Our commitment is to keep the safety of our employees, clients, and everyone on the EUE/Screen Gems lots our No. 1 priority. We’ve revised our operational procedures to follow the most up-to-date coronavirus CDC workplace guidelines, trained employees and made improvements to our physical facilities. You’ll find our employees wearing masks, practicing social distancing, and in every way putting safety first.
We’re committed to helping our clients successfully navigate this new environment.
At the age of 18, Ben Patel traveled from Madison, GA, to India, where he was born. The extreme poverty he witnessed during his month in India changed the trajectory of his life, and in the process, the lives of many who live in the rural Georgia town he’s called home since he was seven years old.
As the owner of B.I. Production Works, a transportation company that serves film and television productions throughout Georgia, Ben is committed to creating long-term, stable jobs in Madison. In the last U.S. Census, the population of the town barely hit 4,000.
“We’re bringing dreams to families who couldn’t ever envision this type of success,” says Ben, now a 33-year-old father of two. “There are certainly jobs in Madison, but many of those jobs have been taken for years. We’re creating new opportunities that make dreams come true.”
Ben credits his introduction to Georgia’s film and TV production industry — and his entrepreneurial spirit — to his long-time mentor, Paul Paschal, who owned a dry-cleaning business in Madison that employed Ben’s parents. As a teen, Ben also worked there, and witnessed the dry cleaner’s business boom with wardrobe cleaning for productions such as “Driving Miss Daisy,” “In the Heat of the Night,” and “We Are Marshall.”
It was while delivering wardrobe to EUE/Screen Gems Atlanta, then hosting “Hunger Games,” that Ben looked around and saw the opportunity for a transportation company serving productions. Today, his dry-cleaning days are behind him, and he’s staked his future on B.I. Productions.

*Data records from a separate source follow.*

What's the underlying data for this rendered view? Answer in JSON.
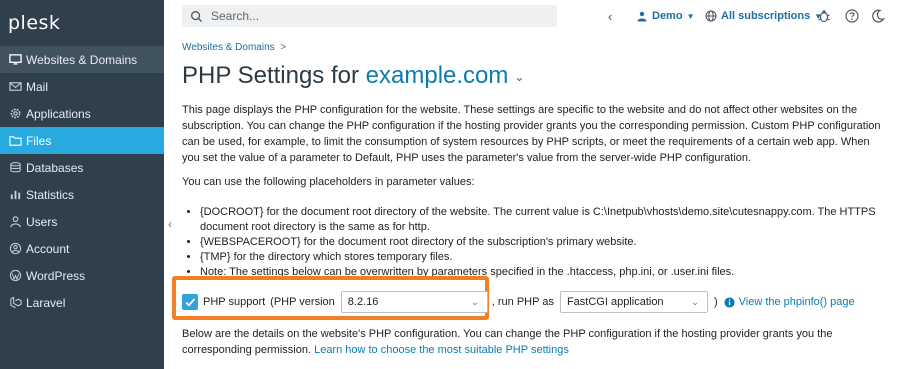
{
  "app": {
    "logo": "plesk"
  },
  "sidebar": {
    "items": [
      {
        "label": "Websites & Domains",
        "icon": "monitor-icon"
      },
      {
        "label": "Mail",
        "icon": "mail-icon"
      },
      {
        "label": "Applications",
        "icon": "gear-icon"
      },
      {
        "label": "Files",
        "icon": "folder-icon"
      },
      {
        "label": "Databases",
        "icon": "database-icon"
      },
      {
        "label": "Statistics",
        "icon": "bar-chart-icon"
      },
      {
        "label": "Users",
        "icon": "user-icon"
      },
      {
        "label": "Account",
        "icon": "account-icon"
      },
      {
        "label": "WordPress",
        "icon": "wordpress-icon"
      },
      {
        "label": "Laravel",
        "icon": "laravel-icon"
      }
    ],
    "collapse_glyph": "‹"
  },
  "header": {
    "search_placeholder": "Search...",
    "user_label": "Demo",
    "subscriptions_label": "All subscriptions"
  },
  "page": {
    "breadcrumb": "Websites & Domains",
    "breadcrumb_sep": ">",
    "title_prefix": "PHP Settings for",
    "title_domain": "example.com",
    "description": "This page displays the PHP configuration for the website. These settings are specific to the website and do not affect other websites on the subscription. You can change the PHP configuration if the hosting provider grants you the corresponding permission. Custom PHP configuration can be used, for example, to limit the consumption of system resources by PHP scripts, or meet the requirements of a certain web app. When you set the value of a parameter to Default, PHP uses the parameter's value from the server-wide PHP configuration.",
    "placeholders_intro": "You can use the following placeholders in parameter values:",
    "placeholders": [
      "{DOCROOT} for the document root directory of the website. The current value is C:\\Inetpub\\vhosts\\demo.site\\cutesnappy.com. The HTTPS document root directory is the same as for http.",
      "{WEBSPACEROOT} for the document root directory of the subscription's primary website.",
      "{TMP} for the directory which stores temporary files.",
      "Note: The settings below can be overwritten by parameters specified in the .htaccess, php.ini, or .user.ini files."
    ],
    "php_support_label": "PHP support",
    "php_version_prefix": "(PHP version",
    "php_version_value": "8.2.16",
    "run_php_as_label": ", run PHP as",
    "handler_value": "FastCGI application",
    "close_paren": ")",
    "phpinfo_link": "View the phpinfo() page",
    "below_text": "Below are the details on the website's PHP configuration. You can change the PHP configuration if the hosting provider grants you the corresponding permission.",
    "below_link": "Learn how to choose the most suitable PHP settings"
  },
  "colors": {
    "sidebar_bg": "#2f3f4c",
    "selected_item": "#28aade",
    "highlight_border": "#f47e25",
    "link": "#0c7cb0"
  }
}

It’s a move that pushed his family out of poverty, and allowed him to more than triple his business income.
And it allowed him to hire even more residents of Madison.

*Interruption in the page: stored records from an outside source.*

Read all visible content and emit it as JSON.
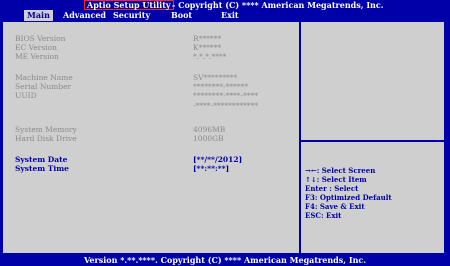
{
  "title": {
    "app_name": "Aptio Setup Utility",
    "copyright": "- Copyright (C) **** American Megatrends, Inc."
  },
  "tabs": [
    "Main",
    "Advanced",
    "Security",
    "Boot",
    "Exit"
  ],
  "info": {
    "bios_version": {
      "label": "BIOS Version",
      "value": "R******"
    },
    "ec_version": {
      "label": "EC Version",
      "value": "K******"
    },
    "me_version": {
      "label": "ME Version",
      "value": "*.*.*.****"
    },
    "machine_name": {
      "label": "Machine Name",
      "value": "SV*********"
    },
    "serial_number": {
      "label": "Serial Number",
      "value": "********-******"
    },
    "uuid": {
      "label": "UUID",
      "value": "********-****-****",
      "value2": "-****-************"
    },
    "system_memory": {
      "label": "System Memory",
      "value": "4096MB"
    },
    "hard_disk": {
      "label": "Hard Disk Drive",
      "value": "1000GB"
    }
  },
  "settings": {
    "system_date": {
      "label": "System Date",
      "value": "[**/**/2012]"
    },
    "system_time": {
      "label": "System Time",
      "value": "[**:**:**]"
    }
  },
  "help": [
    "→←: Select Screen",
    "↑↓: Select Item",
    "Enter : Select",
    "F3: Optimized Default",
    "F4: Save & Exit",
    "ESC: Exit"
  ],
  "footer": "Version *.**.****. Copyright (C) **** American Megatrends, Inc.",
  "colors": {
    "background": "#0000a8",
    "panel": "#cfcfcf",
    "highlight": "#ff2020"
  }
}
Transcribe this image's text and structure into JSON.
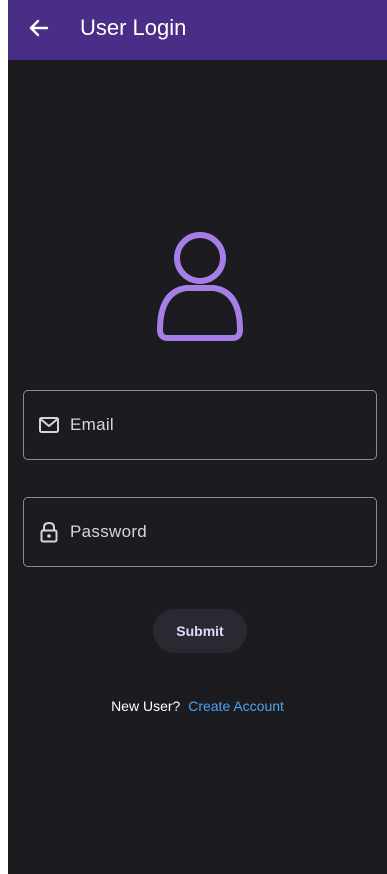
{
  "app_bar": {
    "title": "User Login",
    "back_icon": "arrow-back-icon",
    "background_color": "#4a2d87"
  },
  "avatar": {
    "icon": "person-outline-icon",
    "color": "#a77ee8"
  },
  "form": {
    "email": {
      "icon": "mail-icon",
      "placeholder": "Email"
    },
    "password": {
      "icon": "lock-icon",
      "placeholder": "Password"
    },
    "submit_label": "Submit"
  },
  "signup": {
    "prompt": "New User?",
    "link_label": "Create Account",
    "link_color": "#4aa3f0"
  }
}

“This small rural town is full of tradesman,” says Ben, who employees about 25 Madison residents. “I’m putting the vision on the table, and they are bringing the skills together to make it work.
“I took the idea of the American dream, and I made it possible for me. And I’m committed to making it real for others, too.”